Question: What do Sean Combs, J.K. Rowling, LeBron James, Lionel Messi, and Mark Wahlberg have in common? Two things, actually. First, they are all listed on the Forbes 2017 Celebrity 100 List; second, they all have gone to the trouble of registering their personal names as trademarks with the U.S Trademark Office. Indeed, of the first 20 celebrities on this “A” list, 19 have sought registration of their names as trademarks.
Trademark Protections For Personal Names
Under Federal law, everyone is entitled to seek protection of his or her name as a brand. The Lanham Act expressly provides that:
No trademark by which the goods of the applicant may be distinguished from the goods of others shall be refused registration on the principal register on account of its nature unless it … consists of or comprises a name, portrait, or signature identifying a particular living individual except by his written consent.
As indicated by the language of the statute, in addition to names, likenesses (portraits) and signatures of individuals are entitled to trademark registration. Several well-known entertainers have taken advantage of this right, including Meryl Streep, Robert De Niro, and Anthony Hopkins (who has registered his signature and his name), Rob Gronkowski (who registered “Gronk”), Paul Newman (registrations for his likeness and his name), Mary J. Blige, Morgan Freeman, Howard Stern, Ellen DeGeneres, Donald Trump, Kate Upton (including a registration for her signature), and Chase Elliott (including a registration for his signature). There is even a posthumous registration for Humphrey Bogart’s signature and profile.
It’s not surprising that the law grants a monopoly to use one’s own name in connection with one’s business activities. In fact, intuitively, one would assume a certain exclusivity in one’s own name. But protection for personal names is not absolute. In order to be entitled to register a personal name, the law generally requires that the name has gathered “secondary meaning.” That is, only those people whose names have come to signify more than their personal identity are entitled to register their names as trademarks. The rationale for this requirement is that the law is reluctant to preclude others from using their own names unless doing so is required to avoid confusion in the marketplace. This allows for the practical reality that many of us share our personal names with otherwise famous people. So, if your name is Marlon Brando, you might not be able to use it to sell t-shirts of the famed actor, as people could assume that the actor (or his estate or licensee) is responsible for that merchandise. However, you might be able to have a diner named “Marlon’s,” so long as you don’t insinuate to your customers that it’s Brando’s hang-out or preferred cuisine.

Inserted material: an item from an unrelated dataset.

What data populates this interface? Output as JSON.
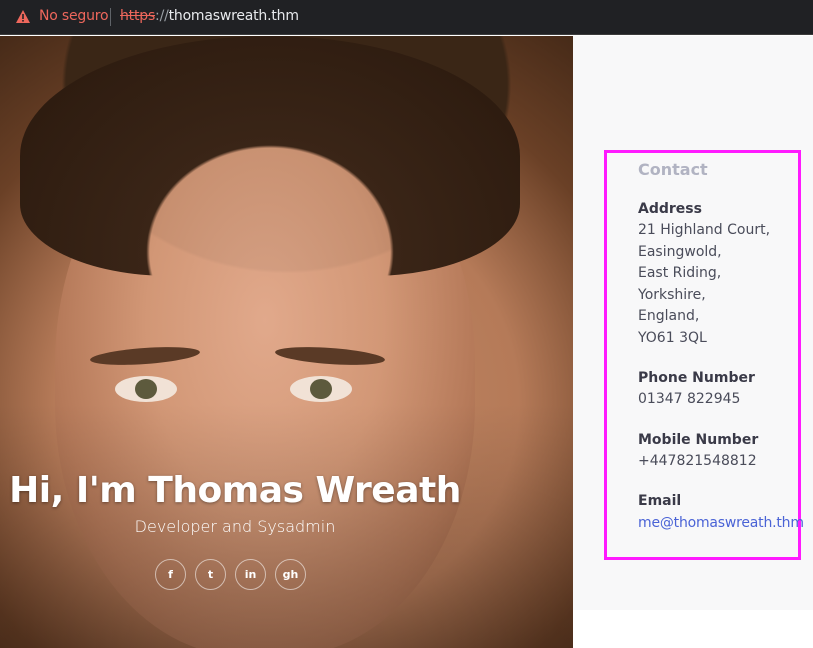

What’s the Purpose of Registering Famous Names?
Perhaps the most obvious reason to register is to monetize the name via licensing revenues. However, the second most obvious reason is simply to protect the name and its value from potential squatters and fraudsters. In particular, having a registration can assist in challenging domain names and other abuses.

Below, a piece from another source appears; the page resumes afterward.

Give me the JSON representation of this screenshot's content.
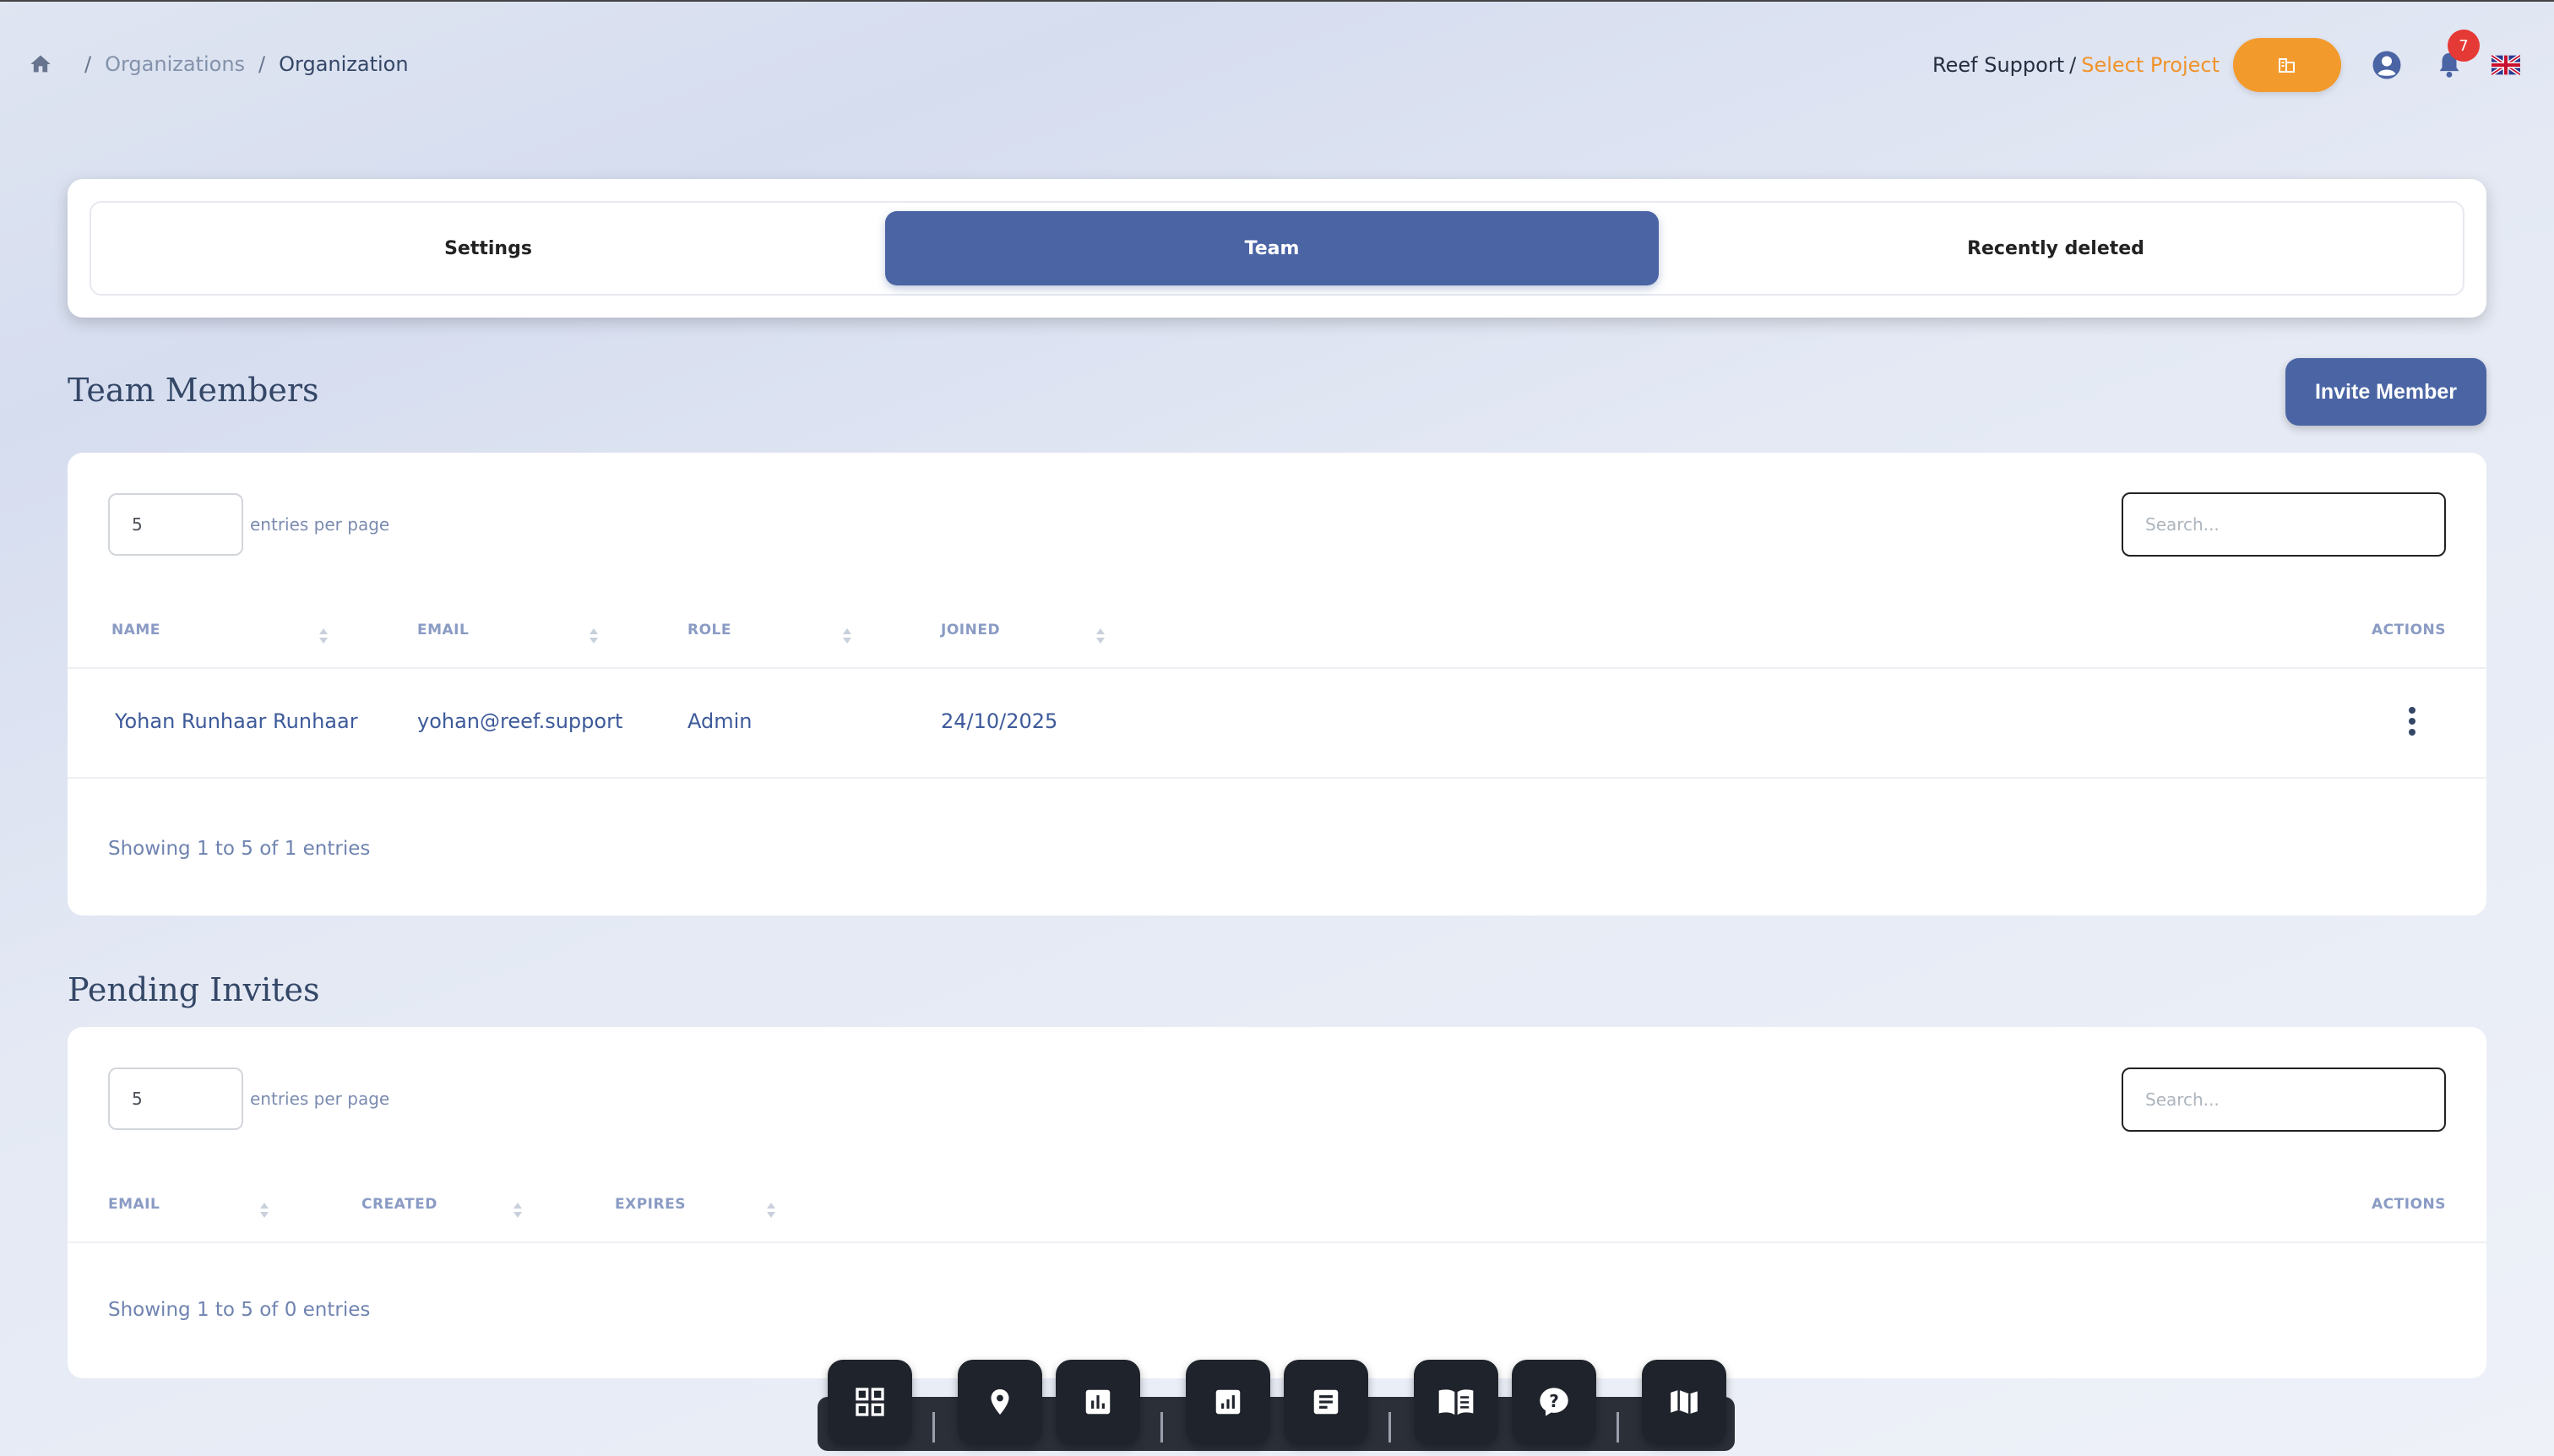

Domain Name Protections Afforded to Personal Names
The Lanham Act includes provisions that allow owners of marks composed of personal names to challenge “bad faith” domain name registrations comprising those names. Hence, celebrities have a statutory avenue to challenge domain name squatters and/or fan and “gripe” sites that comprise celebrity names if the domain name is registered and used in bad faith. Similar relief can be obtained through arbitration proceedings, referred to as Uniform Domain Name Dispute Resolution proceedings.
Importantly, while bad faith can take a variety of forms, decisions on such challenges have generally found that merely using a celebrity name as a domain name for a “fan site,” or even a celebrity gripe site, may be an act of good faith (and not punishable), so long as it is clear that the site is not associated with or authorized by the celebrity. On the other hand, publishing defamatory content about a celebrity or attempting to sell the domain name to the celebrity are textbook examples of bad faith, warranting return of the domain name to the celebrity.
Importantly, while a trademark registration is not necessary to take advantage of these rights to challenge domain name registrations by squatters and fans, having one makes the process infinitely easier. That is because in the absence of a registration, the law doesn’t presume that your name has acquired any special significance, or “secondary meaning,” as discussed above. Accordingly, the complainant would have to prove secondary meaning as part of their case—something that would be afforded to the complainant automatically if he/she had a registration.
While trademark rights are, therefore, a potentially powerful asset in enforcing celebrity rights, it’s notable, as the world turns its attention to the Oscars ceremony, that with few exceptions, this year’s Oscar nominees have not registered their own names. Only Meryl Streep and Mary J. Blige have registrations or applications pending. It will be interesting to see whether Gary Oldman, Frances McDormand, or Daniel Day-Lewis become more interested in trademark protections if their stars rise further this year.